→ **Element data from apps and pages**:
□ □ □

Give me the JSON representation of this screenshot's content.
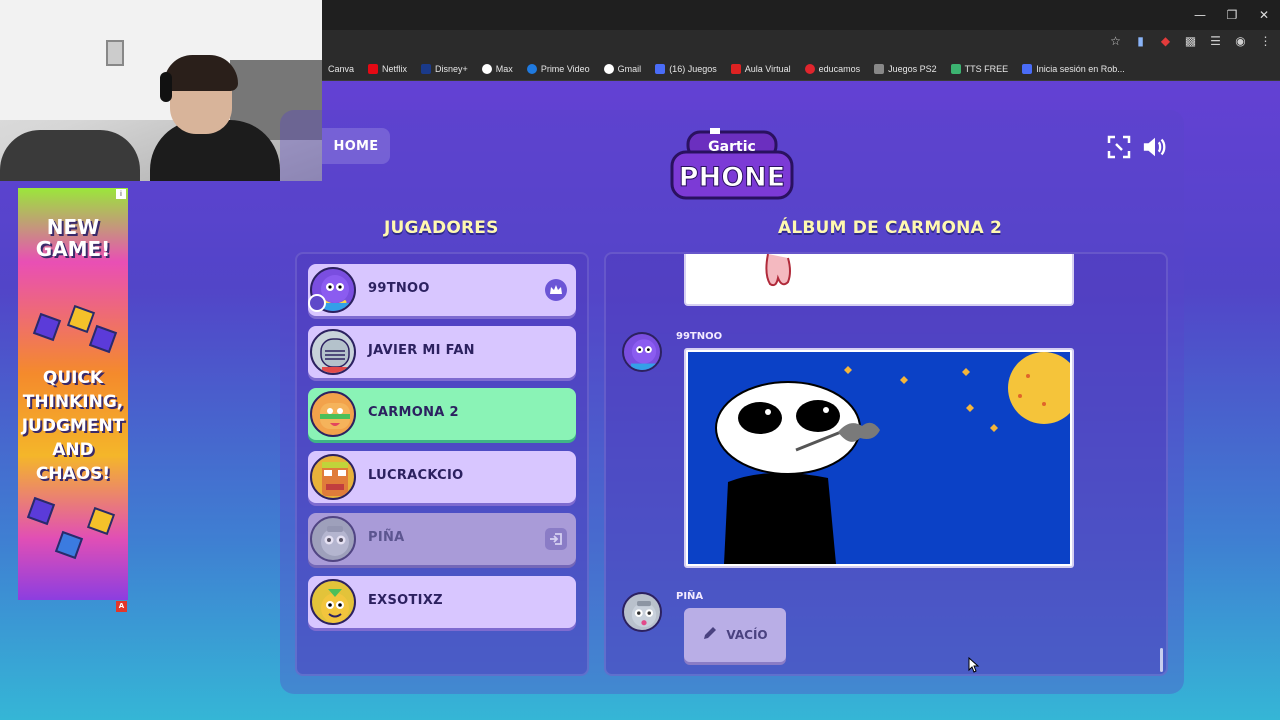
{
  "browser": {
    "bookmarks": [
      {
        "label": "Canva",
        "color": "#00c4cc"
      },
      {
        "label": "Netflix",
        "color": "#e50914"
      },
      {
        "label": "Disney+",
        "color": "#1a3a8a"
      },
      {
        "label": "Max",
        "color": "#ffffff"
      },
      {
        "label": "Prime Video",
        "color": "#1f7ae0"
      },
      {
        "label": "Gmail",
        "color": "#ffffff"
      },
      {
        "label": "(16) Juegos",
        "color": "#4a6cf7"
      },
      {
        "label": "Aula Virtual",
        "color": "#d22"
      },
      {
        "label": "educamos",
        "color": "#e0252d"
      },
      {
        "label": "Juegos PS2",
        "color": "#888888"
      },
      {
        "label": "TTS FREE",
        "color": "#3cb371"
      },
      {
        "label": "Inicia sesión en Rob...",
        "color": "#4a6cf7"
      }
    ]
  },
  "ad": {
    "headline": "NEW GAME!",
    "tagline": "QUICK THINKING, JUDGMENT AND CHAOS!"
  },
  "game": {
    "home_label": "HOME",
    "logo_top": "Gartic",
    "logo_bottom": "PHONE",
    "players_title": "JUGADORES",
    "album_title": "ÁLBUM DE CARMONA 2",
    "players": [
      {
        "name": "99TNOO",
        "avatar_color": "#7a4ee0",
        "state": "host"
      },
      {
        "name": "JAVIER MI FAN",
        "avatar_color": "#b9c6cf",
        "state": "normal"
      },
      {
        "name": "CARMONA 2",
        "avatar_color": "#f2a24b",
        "state": "active"
      },
      {
        "name": "LUCRACKCIO",
        "avatar_color": "#e8b23a",
        "state": "normal"
      },
      {
        "name": "PIÑA",
        "avatar_color": "#9aa3b0",
        "state": "left"
      },
      {
        "name": "EXSOTIXZ",
        "avatar_color": "#e3c33a",
        "state": "normal"
      }
    ],
    "album": {
      "entry_1_author": "99TNOO",
      "entry_2_author": "PIÑA",
      "empty_label": "VACÍO"
    }
  }
}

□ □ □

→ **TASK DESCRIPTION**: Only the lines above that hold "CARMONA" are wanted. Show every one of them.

→ **RESULT OF THE TASK**:
    "album_title": "ÁLBUM DE CARMONA 2",
        "name": "CARMONA 2",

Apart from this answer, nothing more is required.